Uruguayan lawmakers have very narrowly approved a bill allowing women limited access to abortion. As the Los Angeles Times reports, it's a big change for a country that outlaws the procedure. Should it take effect, Uruguayan women can legally terminate their pregnancies in the first 12 weeks.
Near the mountain city of Potosi in the southern highlands of Bolivia, the cone-shaped peak of Cerro Rico stands as a 15,800-foot monument to the tragedies of Spanish conquest. For centuries, Indian slaves mined the mountain's silver in brutal conditions to bankroll the Spanish empire.
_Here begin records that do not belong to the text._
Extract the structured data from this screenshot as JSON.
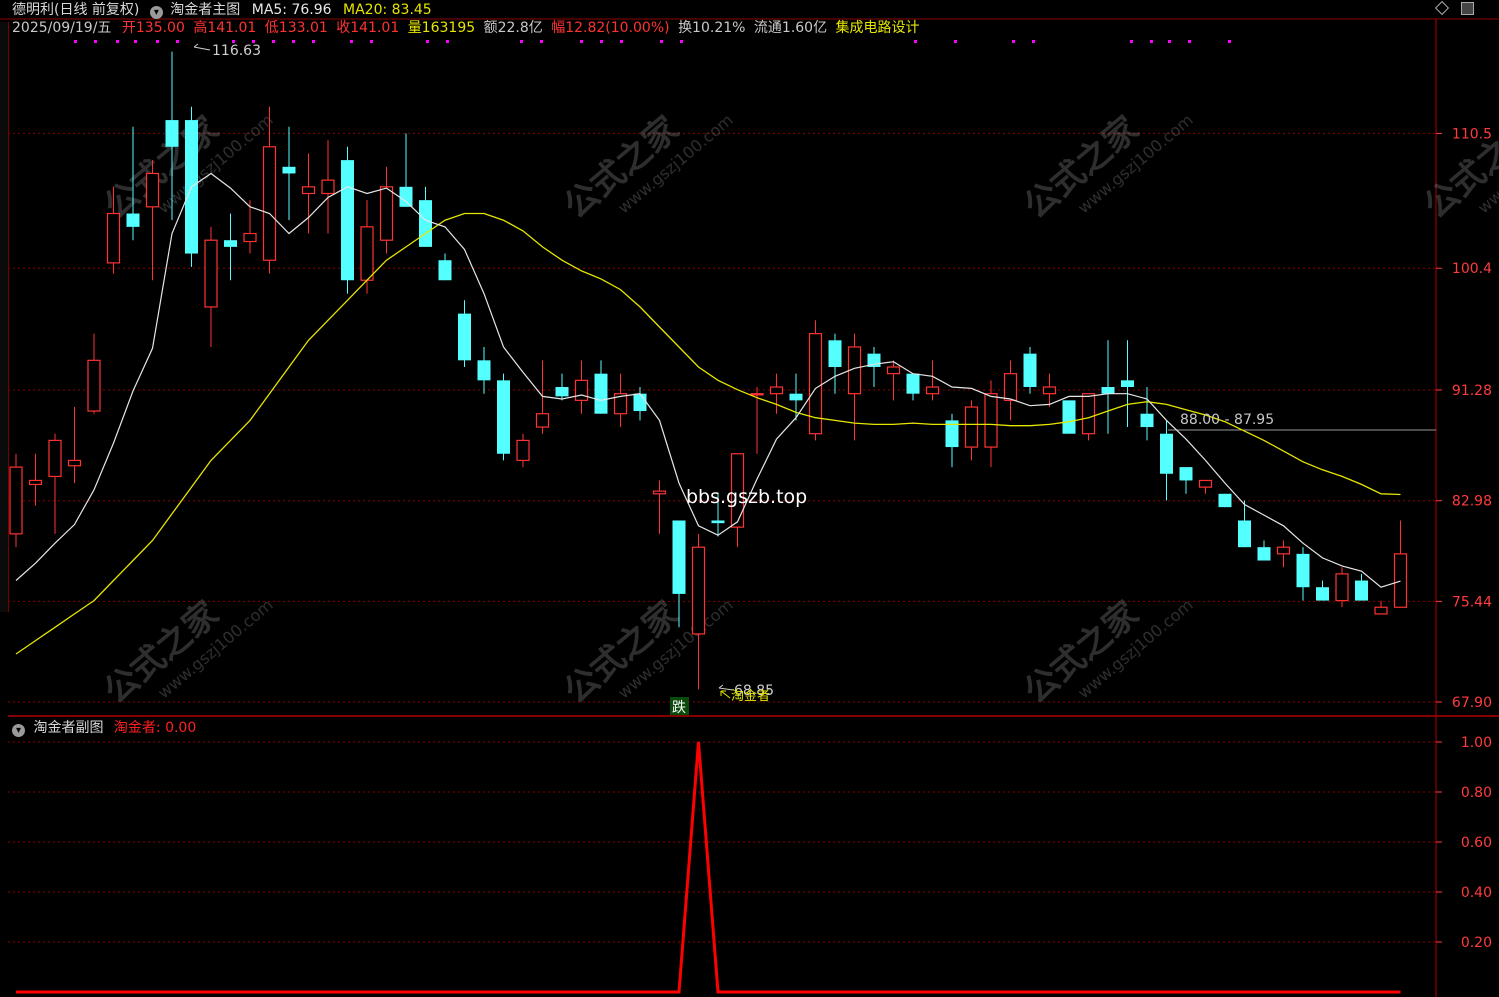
{
  "header": {
    "stock_label": "德明利(日线 前复权)",
    "main_indicator_name": "淘金者主图",
    "ma5_label": "MA5: 76.96",
    "ma20_label": "MA20: 83.45",
    "date_label": "2025/09/19/五",
    "open_label": "开135.00",
    "high_label": "高141.01",
    "low_label": "低133.01",
    "close_label": "收141.01",
    "volume_label": "量163195",
    "amount_label": "额22.8亿",
    "change_label": "幅12.82(10.00%)",
    "turnover_label": "换10.21%",
    "float_label": "流通1.60亿",
    "sector_label": "集成电路设计"
  },
  "sub_header": {
    "name": "淘金者副图",
    "value_label": "淘金者: 0.00"
  },
  "annotations": {
    "high_marker": "116.63",
    "low_marker": "68.85",
    "signal_text": "淘金者",
    "fall_badge": "跌",
    "range_label": "88.00 - 87.95",
    "watermark_site": "bbs.gszb.top",
    "watermark_cn": "公式之家",
    "watermark_url": "www.gszj100.com"
  },
  "colors": {
    "up": "#ff3232",
    "down": "#54ffff",
    "ma5": "#e6e6e6",
    "ma20": "#e6e600",
    "grid": "#8b0000",
    "axis_text": "#ff3c3c",
    "signal": "#ff0000",
    "magenta": "#ff00ff"
  },
  "chart_data": [
    {
      "type": "candlestick",
      "title": "淘金者主图",
      "ylim": [
        67.9,
        117.5
      ],
      "y_ticks": [
        110.5,
        100.4,
        91.28,
        82.98,
        75.44,
        67.9
      ],
      "y_tick_labels": [
        "110.5",
        "100.4",
        "91.28",
        "82.98",
        "75.44",
        "67.90"
      ],
      "grid": true,
      "ohlc": [
        [
          80.5,
          86.5,
          79.5,
          85.5
        ],
        [
          84.2,
          86.5,
          82.6,
          84.5
        ],
        [
          84.8,
          88.0,
          80.5,
          87.5
        ],
        [
          85.6,
          90.0,
          84.3,
          86.0
        ],
        [
          89.7,
          95.5,
          89.5,
          93.5
        ],
        [
          100.8,
          106.5,
          100.0,
          104.5
        ],
        [
          104.5,
          111.0,
          102.5,
          103.5
        ],
        [
          105.0,
          108.5,
          99.5,
          107.5
        ],
        [
          111.5,
          116.63,
          104.0,
          109.5
        ],
        [
          111.5,
          112.5,
          100.5,
          101.5
        ],
        [
          97.5,
          103.5,
          94.5,
          102.5
        ],
        [
          102.5,
          104.5,
          99.5,
          102.0
        ],
        [
          102.4,
          105.5,
          101.5,
          103.0
        ],
        [
          101.0,
          112.5,
          100.0,
          109.5
        ],
        [
          108.0,
          111.0,
          104.0,
          107.5
        ],
        [
          106.0,
          109.0,
          103.0,
          106.5
        ],
        [
          106.0,
          110.0,
          103.0,
          107.0
        ],
        [
          108.5,
          109.5,
          98.5,
          99.5
        ],
        [
          99.5,
          105.5,
          98.5,
          103.5
        ],
        [
          102.5,
          108.0,
          101.5,
          106.5
        ],
        [
          106.5,
          110.5,
          105.5,
          105.0
        ],
        [
          105.5,
          106.5,
          102.0,
          102.0
        ],
        [
          101.0,
          101.5,
          99.5,
          99.5
        ],
        [
          97.0,
          98.0,
          93.0,
          93.5
        ],
        [
          93.5,
          94.5,
          91.0,
          92.0
        ],
        [
          92.0,
          92.5,
          86.0,
          86.5
        ],
        [
          86.0,
          88.0,
          85.5,
          87.5
        ],
        [
          88.5,
          93.5,
          88.0,
          89.5
        ],
        [
          91.5,
          92.5,
          90.5,
          90.8
        ],
        [
          90.5,
          93.5,
          89.5,
          92.0
        ],
        [
          92.5,
          93.5,
          89.5,
          89.5
        ],
        [
          89.5,
          92.5,
          88.5,
          91.0
        ],
        [
          91.0,
          91.5,
          89.0,
          89.7
        ],
        [
          83.5,
          84.5,
          80.5,
          83.7
        ],
        [
          81.5,
          79.5,
          73.5,
          76.0
        ],
        [
          73.0,
          80.5,
          68.85,
          79.5
        ],
        [
          81.5,
          83.5,
          80.3,
          81.3
        ],
        [
          81.0,
          84.5,
          79.5,
          86.5
        ],
        [
          91.0,
          91.5,
          86.5,
          91.0
        ],
        [
          91.0,
          92.5,
          89.5,
          91.5
        ],
        [
          91.0,
          92.5,
          89.0,
          90.5
        ],
        [
          88.0,
          96.5,
          87.5,
          95.5
        ],
        [
          95.0,
          95.5,
          91.0,
          93.0
        ],
        [
          91.0,
          95.5,
          87.5,
          94.5
        ],
        [
          94.0,
          94.5,
          91.5,
          93.0
        ],
        [
          92.5,
          93.5,
          90.5,
          93.0
        ],
        [
          92.5,
          92.5,
          90.5,
          91.0
        ],
        [
          91.0,
          93.5,
          90.5,
          91.5
        ],
        [
          89.0,
          89.5,
          85.5,
          87.0
        ],
        [
          87.0,
          90.5,
          86.0,
          90.0
        ],
        [
          87.0,
          92.0,
          85.5,
          91.0
        ],
        [
          90.5,
          93.5,
          89.0,
          92.5
        ],
        [
          94.0,
          94.5,
          91.0,
          91.5
        ],
        [
          91.0,
          92.5,
          90.0,
          91.5
        ],
        [
          90.5,
          90.5,
          88.5,
          88.0
        ],
        [
          88.0,
          91.0,
          87.5,
          91.0
        ],
        [
          91.5,
          95.0,
          88.0,
          91.0
        ],
        [
          92.0,
          95.0,
          88.5,
          91.5
        ],
        [
          89.5,
          91.5,
          87.5,
          88.5
        ],
        [
          88.0,
          89.0,
          83.0,
          85.0
        ],
        [
          85.5,
          85.5,
          83.5,
          84.5
        ],
        [
          84.0,
          84.5,
          83.5,
          84.5
        ],
        [
          83.5,
          83.5,
          82.5,
          82.5
        ],
        [
          81.5,
          83.0,
          79.5,
          79.5
        ],
        [
          79.5,
          80.0,
          78.5,
          78.5
        ],
        [
          79.0,
          80.0,
          78.0,
          79.5
        ],
        [
          79.0,
          79.5,
          75.5,
          76.5
        ],
        [
          76.5,
          77.0,
          75.5,
          75.5
        ],
        [
          75.5,
          78.0,
          75.0,
          77.5
        ],
        [
          77.0,
          77.5,
          75.5,
          75.5
        ],
        [
          74.5,
          75.5,
          74.5,
          75.0
        ],
        [
          75.0,
          81.5,
          75.0,
          79.0
        ]
      ],
      "ma5": [
        77.0,
        78.3,
        79.8,
        81.2,
        83.8,
        87.3,
        91.2,
        94.4,
        103.0,
        106.5,
        107.5,
        106.4,
        105.0,
        104.5,
        103.0,
        104.2,
        105.7,
        106.5,
        106.0,
        106.4,
        105.4,
        104.0,
        103.5,
        101.8,
        98.5,
        94.5,
        92.6,
        90.8,
        90.6,
        90.9,
        90.5,
        90.8,
        91.0,
        89.0,
        84.3,
        81.1,
        80.4,
        81.4,
        84.6,
        87.6,
        89.2,
        91.4,
        92.3,
        92.9,
        93.2,
        93.4,
        92.5,
        92.3,
        91.5,
        91.4,
        90.8,
        90.6,
        90.1,
        90.2,
        90.8,
        90.8,
        91.0,
        91.0,
        90.6,
        89.0,
        87.6,
        86.0,
        84.3,
        82.7,
        81.9,
        81.1,
        79.8,
        78.7,
        78.1,
        77.7,
        76.5,
        76.96
      ],
      "ma20": [
        71.5,
        72.5,
        73.5,
        74.5,
        75.5,
        77.0,
        78.5,
        80.0,
        82.0,
        84.0,
        86.0,
        87.5,
        89.0,
        91.0,
        93.0,
        95.0,
        96.5,
        98.0,
        99.5,
        101.0,
        102.0,
        103.0,
        104.0,
        104.5,
        104.5,
        104.0,
        103.2,
        102.0,
        101.0,
        100.2,
        99.6,
        98.8,
        97.5,
        96.0,
        94.5,
        93.0,
        92.0,
        91.3,
        90.7,
        90.2,
        89.6,
        89.2,
        89.0,
        88.8,
        88.7,
        88.7,
        88.8,
        88.7,
        88.7,
        88.7,
        88.7,
        88.6,
        88.6,
        88.7,
        88.9,
        89.2,
        89.7,
        90.2,
        90.4,
        90.2,
        89.8,
        89.4,
        88.9,
        88.2,
        87.5,
        86.7,
        85.9,
        85.3,
        84.8,
        84.2,
        83.5,
        83.45
      ]
    },
    {
      "type": "line",
      "title": "淘金者副图",
      "series": [
        {
          "name": "淘金者",
          "values": [
            0,
            0,
            0,
            0,
            0,
            0,
            0,
            0,
            0,
            0,
            0,
            0,
            0,
            0,
            0,
            0,
            0,
            0,
            0,
            0,
            0,
            0,
            0,
            0,
            0,
            0,
            0,
            0,
            0,
            0,
            0,
            0,
            0,
            0,
            0,
            1,
            0,
            0,
            0,
            0,
            0,
            0,
            0,
            0,
            0,
            0,
            0,
            0,
            0,
            0,
            0,
            0,
            0,
            0,
            0,
            0,
            0,
            0,
            0,
            0,
            0,
            0,
            0,
            0,
            0,
            0,
            0,
            0,
            0,
            0,
            0,
            0
          ]
        }
      ],
      "ylim": [
        0,
        1.05
      ],
      "y_ticks": [
        1.0,
        0.8,
        0.6,
        0.4,
        0.2
      ],
      "y_tick_labels": [
        "1.00",
        "0.80",
        "0.60",
        "0.40",
        "0.20"
      ],
      "grid": true
    }
  ]
}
Today, the descendants of those slaves run the mines. But hundreds of years of mining have left the mountain porous and unstable, and experts say it is in danger of collapsing.
Originally published on Sat September 8, 2012 7:39 pm
Cuban ballet dancer Carlos Acosta has a bold plan to transform a long-abandoned, incompletely built ballet school in Havana into a global cultural and dance center. But some fear the plan is a step toward "privatization."
A radical proposal to restore one of Cuba's most important architectural landmarks is rekindling a 50-year-old controversy. At the center is ballet superstar Carlos Acosta, who left the island and went on to a lead role in London's Royal Ballet. Acosta wants to return to the island and restore an abandoned ballet school with help from one of the world's most famous architects.
But the proposal has opened old wounds from the school's past and stirred a debate about the future of Cuba's state-sponsored cultural model.
Though Brazil's Amazon has been the focus of environmental groups for decades, the deforestation rate there has fallen dramatically in recent years as clear-cutting of Amazonian jungle in eight other countries has started to rise.
As a result, the 40 percent of Amazonia located in a moon-shaped arc of countries from Bolivia to Colombia to French Guiana faces a more serious threat than the jungle in Brazil. The culprits range from ranching to soybean farming, logging to infrastructure development projects.
The star marks the epicenter of today's earthquake in Costa Rica.
Credit U.S. Geological Survey
The Pacific coasts of Costa Rica, Panama and Nicaragua are no longer the focus of tsunami warnings, the Pacific Tsunami Warning Center announced just after 1 p.m ET.
As we've been reporting, there was a strong — 7.6 magnitude — earthquake in Costa Rica this morning. At first, there were concerns about possible tsunamis from Mexico south to Chile. As the day continued, however, authorities gradually reduced their warnings.